No battle theater in World War II was worse than Guadalcanal, an island about 1,000 miles northwest of Australia.
And no commander was tougher or more electric than Adm. William “Bull” Halsey.
Arriving at Edson’s Ridge, he wore a ragged cap and drove around in a muddy jeep in which he refused to stand and wave.
“It smells of exhibitionism—the hell with it,” he said.
Instead, Halsey mingled one-on-one with the Marines, traded salty talk and “saw their gaunt, malaria-ridden bodies, their faces lined from what seemed a nightmare of years,” their general wrote. Halsey bucked them up with rough and derisive remarks against the enemy, and they felt he was one of them.
“If I have any principle of warfare that is burned within my brain,” he later wrote, “it is that the best defense is a strong offense.”
Bottom line: Through force, grit and bombast—and being one with his team—Halsey secured a decisive naval victory at Guadalcanal and a turning point in the South Pacific.

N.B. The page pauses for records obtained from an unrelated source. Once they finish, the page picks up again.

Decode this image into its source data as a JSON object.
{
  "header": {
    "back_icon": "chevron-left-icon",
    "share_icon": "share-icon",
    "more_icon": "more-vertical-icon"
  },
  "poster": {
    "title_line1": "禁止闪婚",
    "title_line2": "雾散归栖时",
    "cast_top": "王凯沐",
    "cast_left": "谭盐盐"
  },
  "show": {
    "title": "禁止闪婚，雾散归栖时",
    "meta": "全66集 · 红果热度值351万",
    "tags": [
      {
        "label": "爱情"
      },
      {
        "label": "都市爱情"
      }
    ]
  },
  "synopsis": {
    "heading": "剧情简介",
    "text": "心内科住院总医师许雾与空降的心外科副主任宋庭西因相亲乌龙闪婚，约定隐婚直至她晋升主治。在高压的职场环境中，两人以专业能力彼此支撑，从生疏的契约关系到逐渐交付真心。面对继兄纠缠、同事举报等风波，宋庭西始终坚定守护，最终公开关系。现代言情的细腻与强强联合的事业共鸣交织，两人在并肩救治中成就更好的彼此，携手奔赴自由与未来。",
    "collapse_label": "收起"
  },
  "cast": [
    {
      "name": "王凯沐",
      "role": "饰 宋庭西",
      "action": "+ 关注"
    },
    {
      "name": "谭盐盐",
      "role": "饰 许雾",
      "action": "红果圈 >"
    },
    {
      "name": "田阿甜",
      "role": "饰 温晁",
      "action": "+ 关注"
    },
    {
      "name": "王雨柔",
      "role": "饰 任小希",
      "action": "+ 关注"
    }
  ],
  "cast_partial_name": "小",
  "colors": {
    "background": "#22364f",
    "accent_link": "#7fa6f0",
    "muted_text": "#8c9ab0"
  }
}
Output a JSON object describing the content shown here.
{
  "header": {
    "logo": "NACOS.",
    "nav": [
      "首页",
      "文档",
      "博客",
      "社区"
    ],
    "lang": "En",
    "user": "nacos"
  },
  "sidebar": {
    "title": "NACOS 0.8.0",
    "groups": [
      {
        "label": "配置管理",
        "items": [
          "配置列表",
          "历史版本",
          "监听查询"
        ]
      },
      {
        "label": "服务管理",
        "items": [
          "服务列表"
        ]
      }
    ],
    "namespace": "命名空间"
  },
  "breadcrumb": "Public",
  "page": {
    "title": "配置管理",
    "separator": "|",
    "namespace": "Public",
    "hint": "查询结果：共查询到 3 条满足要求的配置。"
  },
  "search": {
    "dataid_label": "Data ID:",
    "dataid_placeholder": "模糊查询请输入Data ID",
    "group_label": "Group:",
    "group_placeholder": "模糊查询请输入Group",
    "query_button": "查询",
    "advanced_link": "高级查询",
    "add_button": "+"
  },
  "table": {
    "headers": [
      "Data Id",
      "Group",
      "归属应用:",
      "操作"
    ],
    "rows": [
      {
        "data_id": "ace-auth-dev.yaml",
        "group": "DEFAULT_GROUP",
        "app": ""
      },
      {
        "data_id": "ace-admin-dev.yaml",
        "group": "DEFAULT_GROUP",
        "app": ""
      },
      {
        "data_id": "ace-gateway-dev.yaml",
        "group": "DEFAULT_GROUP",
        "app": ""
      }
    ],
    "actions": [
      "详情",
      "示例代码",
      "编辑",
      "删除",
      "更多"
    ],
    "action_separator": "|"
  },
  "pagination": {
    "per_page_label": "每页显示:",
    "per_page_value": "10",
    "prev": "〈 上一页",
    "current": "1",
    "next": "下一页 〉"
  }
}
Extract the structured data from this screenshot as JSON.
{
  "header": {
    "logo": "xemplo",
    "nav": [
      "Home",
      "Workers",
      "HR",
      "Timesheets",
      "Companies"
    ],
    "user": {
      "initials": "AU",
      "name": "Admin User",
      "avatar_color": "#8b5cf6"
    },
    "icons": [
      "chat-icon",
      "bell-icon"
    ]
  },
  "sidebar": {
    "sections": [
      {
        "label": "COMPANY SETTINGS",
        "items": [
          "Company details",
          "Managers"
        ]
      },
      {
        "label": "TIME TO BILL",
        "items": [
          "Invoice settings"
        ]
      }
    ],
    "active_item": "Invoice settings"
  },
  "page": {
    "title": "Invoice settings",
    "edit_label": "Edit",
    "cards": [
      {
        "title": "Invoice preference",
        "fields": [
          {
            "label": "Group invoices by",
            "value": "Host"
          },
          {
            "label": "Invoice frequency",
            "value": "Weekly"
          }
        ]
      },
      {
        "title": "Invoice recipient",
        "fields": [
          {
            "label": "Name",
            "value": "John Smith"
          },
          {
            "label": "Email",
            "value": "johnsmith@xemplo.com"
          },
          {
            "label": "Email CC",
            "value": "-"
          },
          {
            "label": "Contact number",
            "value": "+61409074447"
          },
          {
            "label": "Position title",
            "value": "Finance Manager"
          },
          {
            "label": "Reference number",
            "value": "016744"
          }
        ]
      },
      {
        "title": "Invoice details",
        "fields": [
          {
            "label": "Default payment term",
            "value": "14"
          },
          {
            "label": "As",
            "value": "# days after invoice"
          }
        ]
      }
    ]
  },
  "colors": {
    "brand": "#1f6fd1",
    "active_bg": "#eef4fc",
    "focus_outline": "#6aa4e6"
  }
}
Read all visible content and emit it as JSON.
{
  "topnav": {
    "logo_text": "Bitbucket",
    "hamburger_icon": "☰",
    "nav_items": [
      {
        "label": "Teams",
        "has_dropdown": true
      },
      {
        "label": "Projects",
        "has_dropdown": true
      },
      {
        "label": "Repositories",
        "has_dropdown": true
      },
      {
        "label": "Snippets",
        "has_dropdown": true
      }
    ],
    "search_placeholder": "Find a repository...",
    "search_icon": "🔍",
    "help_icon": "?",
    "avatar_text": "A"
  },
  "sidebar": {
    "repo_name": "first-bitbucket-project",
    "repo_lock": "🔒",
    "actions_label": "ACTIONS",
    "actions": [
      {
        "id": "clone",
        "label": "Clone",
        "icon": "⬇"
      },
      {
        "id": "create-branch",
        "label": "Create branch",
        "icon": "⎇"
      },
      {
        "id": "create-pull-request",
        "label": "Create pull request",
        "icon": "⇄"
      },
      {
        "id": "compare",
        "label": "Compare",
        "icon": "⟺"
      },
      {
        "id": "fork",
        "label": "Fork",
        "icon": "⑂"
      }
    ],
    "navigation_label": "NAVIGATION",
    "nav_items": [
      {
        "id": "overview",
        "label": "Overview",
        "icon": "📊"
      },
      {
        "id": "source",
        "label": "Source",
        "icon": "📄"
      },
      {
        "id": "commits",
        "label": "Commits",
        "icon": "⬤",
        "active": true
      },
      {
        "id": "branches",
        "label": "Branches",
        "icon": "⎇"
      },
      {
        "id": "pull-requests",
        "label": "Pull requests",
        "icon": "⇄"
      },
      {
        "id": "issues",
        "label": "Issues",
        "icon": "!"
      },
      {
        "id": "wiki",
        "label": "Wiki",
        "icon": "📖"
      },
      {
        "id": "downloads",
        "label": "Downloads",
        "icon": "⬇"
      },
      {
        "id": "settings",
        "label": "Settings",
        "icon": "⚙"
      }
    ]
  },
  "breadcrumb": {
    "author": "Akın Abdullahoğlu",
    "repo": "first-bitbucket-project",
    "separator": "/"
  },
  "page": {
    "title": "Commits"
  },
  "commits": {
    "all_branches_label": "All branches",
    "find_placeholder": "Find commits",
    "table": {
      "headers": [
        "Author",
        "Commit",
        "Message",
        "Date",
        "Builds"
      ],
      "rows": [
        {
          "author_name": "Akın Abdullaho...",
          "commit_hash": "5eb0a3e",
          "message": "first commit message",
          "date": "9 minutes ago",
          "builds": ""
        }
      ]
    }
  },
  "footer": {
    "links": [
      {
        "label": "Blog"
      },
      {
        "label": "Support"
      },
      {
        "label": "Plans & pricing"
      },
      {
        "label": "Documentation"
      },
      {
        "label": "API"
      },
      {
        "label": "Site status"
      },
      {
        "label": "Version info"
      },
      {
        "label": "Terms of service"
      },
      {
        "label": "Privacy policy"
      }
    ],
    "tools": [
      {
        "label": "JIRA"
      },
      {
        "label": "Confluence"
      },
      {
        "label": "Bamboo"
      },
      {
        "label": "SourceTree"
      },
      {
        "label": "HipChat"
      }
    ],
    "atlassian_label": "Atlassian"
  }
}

— Adapted from Admiral “Bull” Halsey: The Life and Wars of the Navy’s Most Controversial Commander, John Wukovits, Palgrave Macmillan.